Blame prohibition for the decline of American beers in the 20th century. Plenty of beer connoisseurs and historians do. Imports were available after Prohibition was repealed. They weren’t cheap, so the realm of beer used to fall into two categories, either Bud or Miller. It didn’t really matter which keg you tapped. These beers tasted about the same.
Now, American brews bring more flavor — the result of an ongoing beer revolution where taste matters. These beers are fresh and vibrant. If you stroll the aisles of a liquor store, you’ll catch a glimpse of progress: red, golden, brown, or pale ales; wheat beers; pilsners; dunkels; stouts; lagers; or lambics.
We could get quite technical about the differences between beers. (One simple difference begins at the core of the beer-making process. Diverse yeasts create unique fermentations, a cool chemical process turning sugar into alcohol and carbon dioxide.) We’d rather write about the tastes of ales that typically are fruitier and more complex than lagers, which are livelier and sharper. But most importantly, we want to write about community because beer — unlike any other beverage — brings people together. If you’re a stout lover and you meet another stout lover, you know you’re in good company, and it’s a fine feeling to know someone adores the nuances of your favorite brew.

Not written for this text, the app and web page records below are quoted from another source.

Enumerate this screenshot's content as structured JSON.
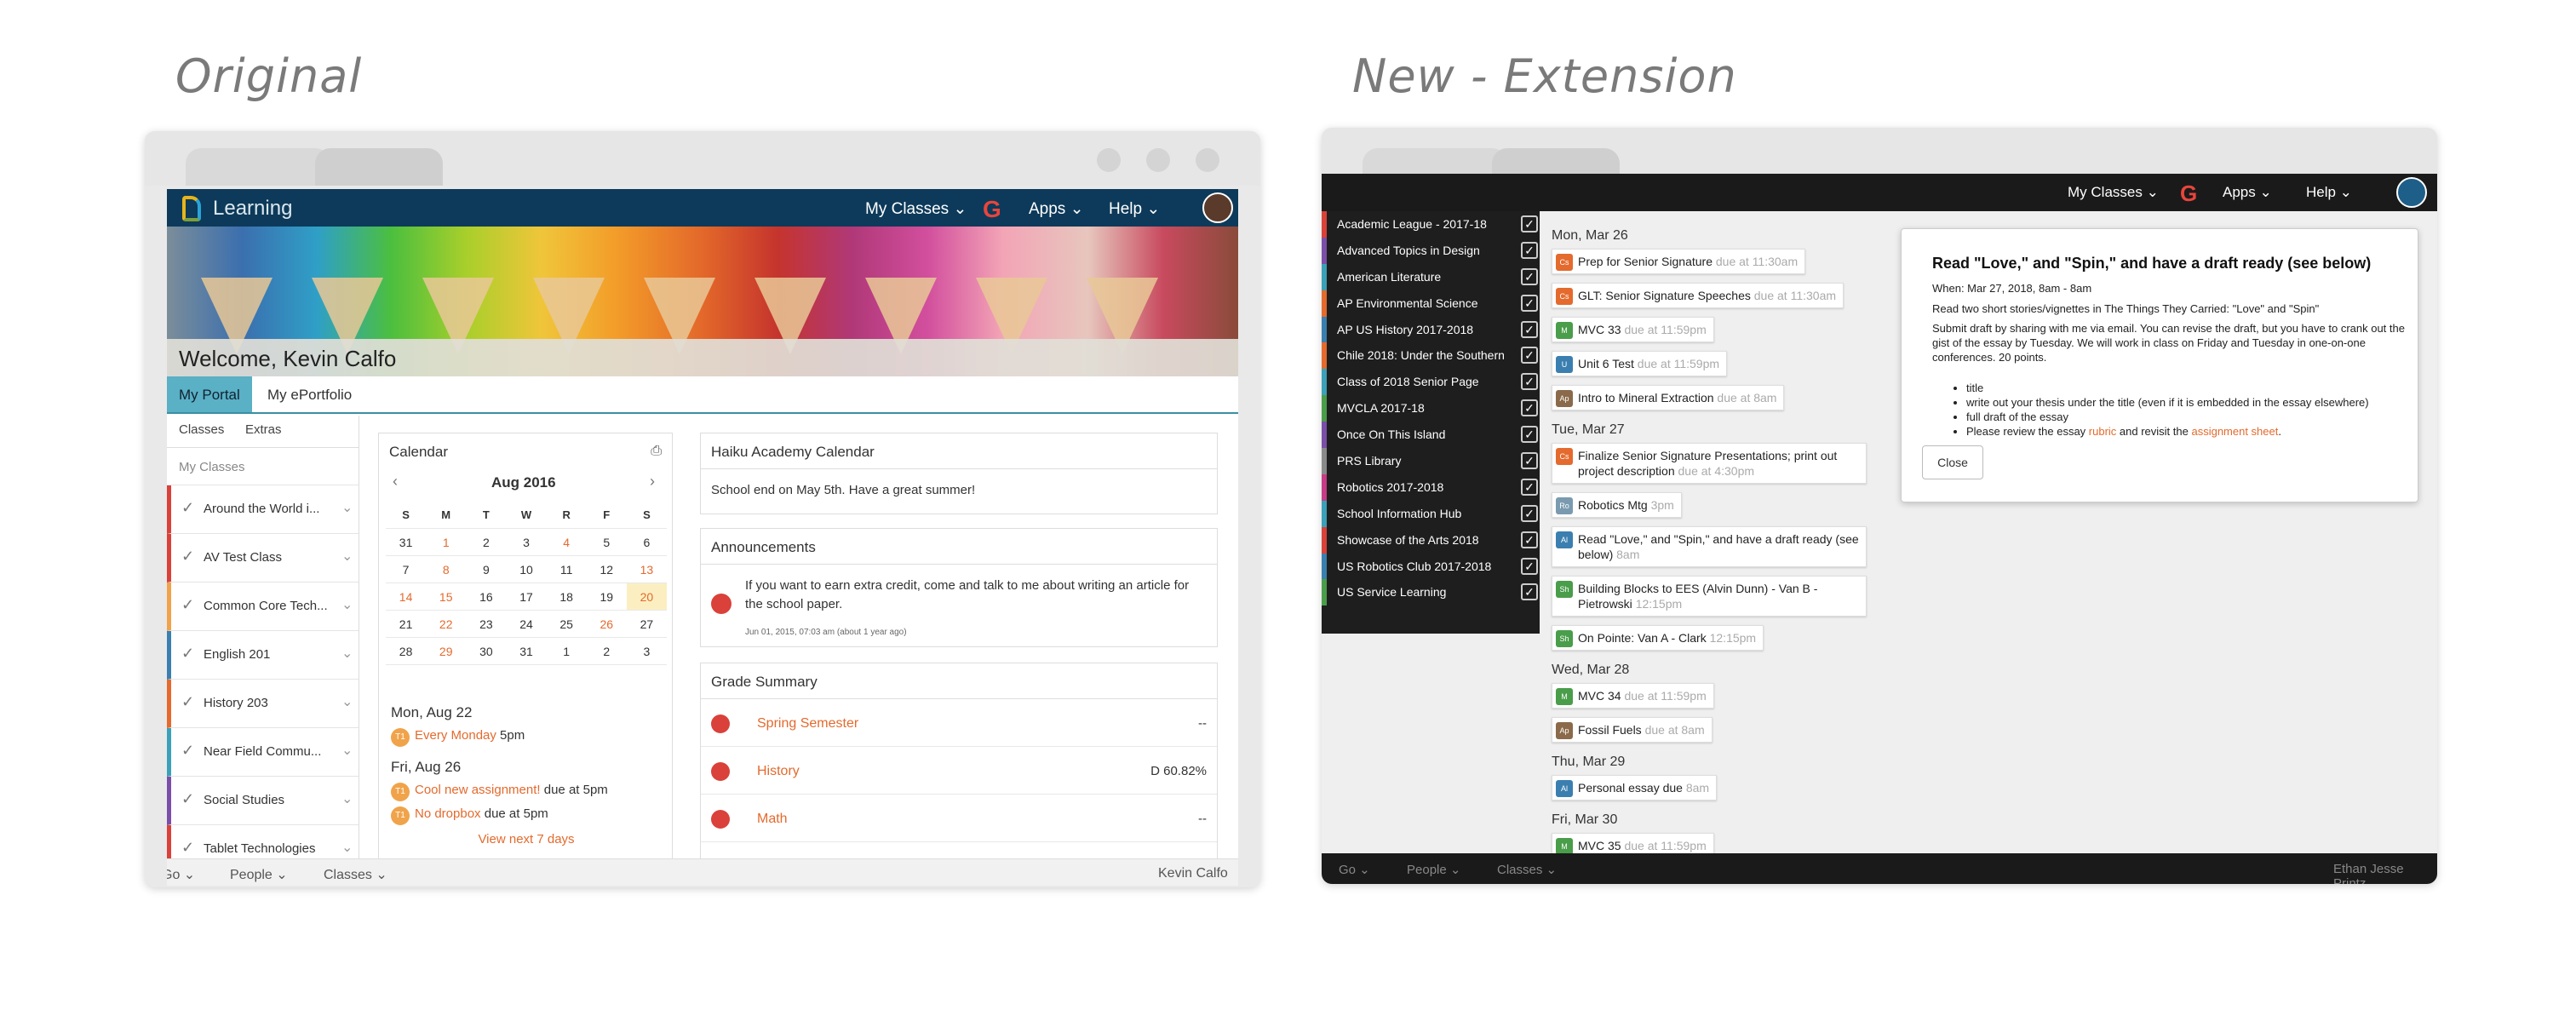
{
  "headings": {
    "left": "Original",
    "right": "New - Extension"
  },
  "original": {
    "brand": "Learning",
    "nav": {
      "my_classes": "My Classes ⌄",
      "apps": "Apps ⌄",
      "help": "Help ⌄",
      "google": "G"
    },
    "welcome": "Welcome, Kevin Calfo",
    "tabs": [
      "My Portal",
      "My ePortfolio"
    ],
    "sidebar": {
      "tabs": [
        "Classes",
        "Extras"
      ],
      "heading": "My Classes",
      "classes": [
        {
          "label": "Around the World i...",
          "color": "#d9413a"
        },
        {
          "label": "AV Test Class",
          "color": "#d9413a"
        },
        {
          "label": "Common Core Tech...",
          "color": "#f0a34a"
        },
        {
          "label": "English 201",
          "color": "#3b7fb0"
        },
        {
          "label": "History 203",
          "color": "#e46a2d"
        },
        {
          "label": "Near Field Commu...",
          "color": "#3aa1b8"
        },
        {
          "label": "Social Studies",
          "color": "#7b4fa8"
        },
        {
          "label": "Tablet Technologies",
          "color": "#d9413a"
        }
      ]
    },
    "calendar": {
      "title": "Calendar",
      "print_icon": "printer-icon",
      "month": "Aug 2016",
      "prev": "‹",
      "next": "›",
      "weekdays": [
        "S",
        "M",
        "T",
        "W",
        "R",
        "F",
        "S"
      ],
      "weeks": [
        [
          "31",
          "1",
          "2",
          "3",
          "4",
          "5",
          "6"
        ],
        [
          "7",
          "8",
          "9",
          "10",
          "11",
          "12",
          "13"
        ],
        [
          "14",
          "15",
          "16",
          "17",
          "18",
          "19",
          "20"
        ],
        [
          "21",
          "22",
          "23",
          "24",
          "25",
          "26",
          "27"
        ],
        [
          "28",
          "29",
          "30",
          "31",
          "1",
          "2",
          "3"
        ]
      ],
      "event_days": [
        {
          "date": "Mon, Aug 22",
          "events": [
            {
              "badge": "T1",
              "link": "Every Monday",
              "suffix": " 5pm"
            }
          ]
        },
        {
          "date": "Fri, Aug 26",
          "events": [
            {
              "badge": "T1",
              "link": "Cool new assignment!",
              "suffix": " due at 5pm"
            },
            {
              "badge": "T1",
              "link": "No dropbox",
              "suffix": " due at 5pm"
            }
          ]
        }
      ],
      "view_next": "View next 7 days"
    },
    "haiku": {
      "title": "Haiku Academy Calendar",
      "body": "School end on May 5th. Have a great summer!"
    },
    "announcements": {
      "title": "Announcements",
      "text": "If you want to earn extra credit, come and talk to me about writing an article for the school paper.",
      "meta": "Jun 01, 2015, 07:03 am (about 1 year ago)"
    },
    "grades": {
      "title": "Grade Summary",
      "rows": [
        {
          "name": "Spring Semester",
          "value": "--"
        },
        {
          "name": "History",
          "value": "D 60.82%"
        },
        {
          "name": "Math",
          "value": "--"
        }
      ]
    },
    "bottom": {
      "go": "Go ⌄",
      "people": "People ⌄",
      "classes": "Classes ⌄",
      "user": "Kevin Calfo"
    }
  },
  "extension": {
    "nav": {
      "my_classes": "My Classes ⌄",
      "apps": "Apps ⌄",
      "help": "Help ⌄",
      "google": "G"
    },
    "sidebar": [
      {
        "label": "Academic League - 2017-18",
        "color": "#d9413a"
      },
      {
        "label": "Advanced Topics in Design",
        "color": "#7b4fa8"
      },
      {
        "label": "American Literature",
        "color": "#3aa1b8"
      },
      {
        "label": "AP Environmental Science",
        "color": "#e46a2d"
      },
      {
        "label": "AP US History 2017-2018",
        "color": "#3b7fb0"
      },
      {
        "label": "Chile 2018: Under the Southern",
        "color": "#e46a2d"
      },
      {
        "label": "Class of 2018 Senior Page",
        "color": "#3aa1b8"
      },
      {
        "label": "MVCLA 2017-18",
        "color": "#4a9d4a"
      },
      {
        "label": "Once On This Island",
        "color": "#7b4fa8"
      },
      {
        "label": "PRS Library",
        "color": "#8a8a8a"
      },
      {
        "label": "Robotics 2017-2018",
        "color": "#c63c86"
      },
      {
        "label": "School Information Hub",
        "color": "#3aa1b8"
      },
      {
        "label": "Showcase of the Arts 2018",
        "color": "#d9413a"
      },
      {
        "label": "US Robotics Club 2017-2018",
        "color": "#3b7fb0"
      },
      {
        "label": "US Service Learning",
        "color": "#4a9d4a"
      }
    ],
    "feed": [
      {
        "day": "Mon, Mar 26",
        "items": [
          {
            "badge": "Cs",
            "color": "#e46a2d",
            "title": "Prep for Senior Signature",
            "due": "due at 11:30am"
          },
          {
            "badge": "Cs",
            "color": "#e46a2d",
            "title": "GLT: Senior Signature Speeches",
            "due": "due at 11:30am"
          },
          {
            "badge": "M",
            "color": "#4a9d4a",
            "title": "MVC 33",
            "due": "due at 11:59pm"
          },
          {
            "badge": "U",
            "color": "#3b7fb0",
            "title": "Unit 6 Test",
            "due": "due at 11:59pm"
          },
          {
            "badge": "Ap",
            "color": "#8a6a4a",
            "title": "Intro to Mineral Extraction",
            "due": "due at 8am"
          }
        ]
      },
      {
        "day": "Tue, Mar 27",
        "items": [
          {
            "badge": "Cs",
            "color": "#e46a2d",
            "title": "Finalize Senior Signature Presentations; print out project description",
            "due": "due at 4:30pm"
          },
          {
            "badge": "Ro",
            "color": "#7a9ab0",
            "title": "Robotics Mtg",
            "due": "3pm"
          },
          {
            "badge": "Al",
            "color": "#3b7fb0",
            "title": "Read \"Love,\" and \"Spin,\" and have a draft ready (see below)",
            "due": "8am"
          },
          {
            "badge": "Sh",
            "color": "#4a9d4a",
            "title": "Building Blocks to EES (Alvin Dunn) - Van B - Pietrowski",
            "due": "12:15pm"
          },
          {
            "badge": "Sh",
            "color": "#4a9d4a",
            "title": "On Pointe: Van A - Clark",
            "due": "12:15pm"
          }
        ]
      },
      {
        "day": "Wed, Mar 28",
        "items": [
          {
            "badge": "M",
            "color": "#4a9d4a",
            "title": "MVC 34",
            "due": "due at 11:59pm"
          },
          {
            "badge": "Ap",
            "color": "#8a6a4a",
            "title": "Fossil Fuels",
            "due": "due at 8am"
          }
        ]
      },
      {
        "day": "Thu, Mar 29",
        "items": [
          {
            "badge": "Al",
            "color": "#3b7fb0",
            "title": "Personal essay due",
            "due": "8am"
          }
        ]
      },
      {
        "day": "Fri, Mar 30",
        "items": [
          {
            "badge": "M",
            "color": "#4a9d4a",
            "title": "MVC 35",
            "due": "due at 11:59pm"
          }
        ]
      }
    ],
    "modal": {
      "title": "Read \"Love,\" and \"Spin,\" and have a draft ready (see below)",
      "when": "When: Mar 27, 2018, 8am - 8am",
      "p1": "Read two short stories/vignettes in The Things They Carried: \"Love\" and \"Spin\"",
      "p2": "Submit draft by sharing with me via email. You can revise the draft, but you have to crank out the gist of the essay by Tuesday. We will work in class on Friday and Tuesday in one-on-one conferences. 20 points.",
      "list": [
        "title",
        "write out your thesis under the title (even if it is embedded in the essay elsewhere)",
        "full draft of the essay"
      ],
      "last_prefix": "Please review the essay ",
      "last_link1": "rubric",
      "last_mid": " and revisit the ",
      "last_link2": "assignment sheet",
      "last_suffix": ".",
      "close": "Close"
    },
    "bottom": {
      "go": "Go ⌄",
      "people": "People ⌄",
      "classes": "Classes ⌄",
      "user": "Ethan Jesse Printz"
    }
  }
}
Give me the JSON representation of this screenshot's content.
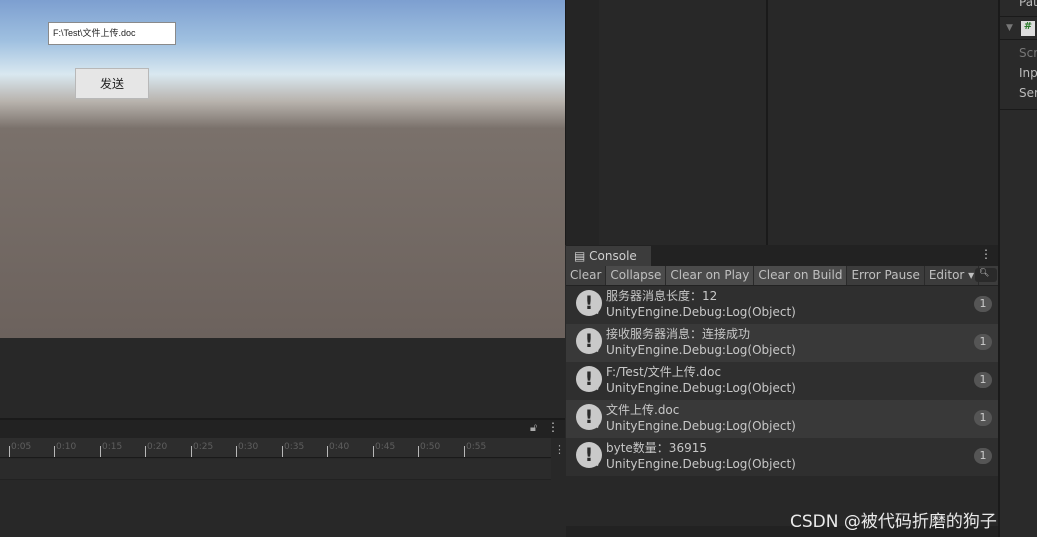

In this feature, raise a glass to your favorite brews and toast the people who love them.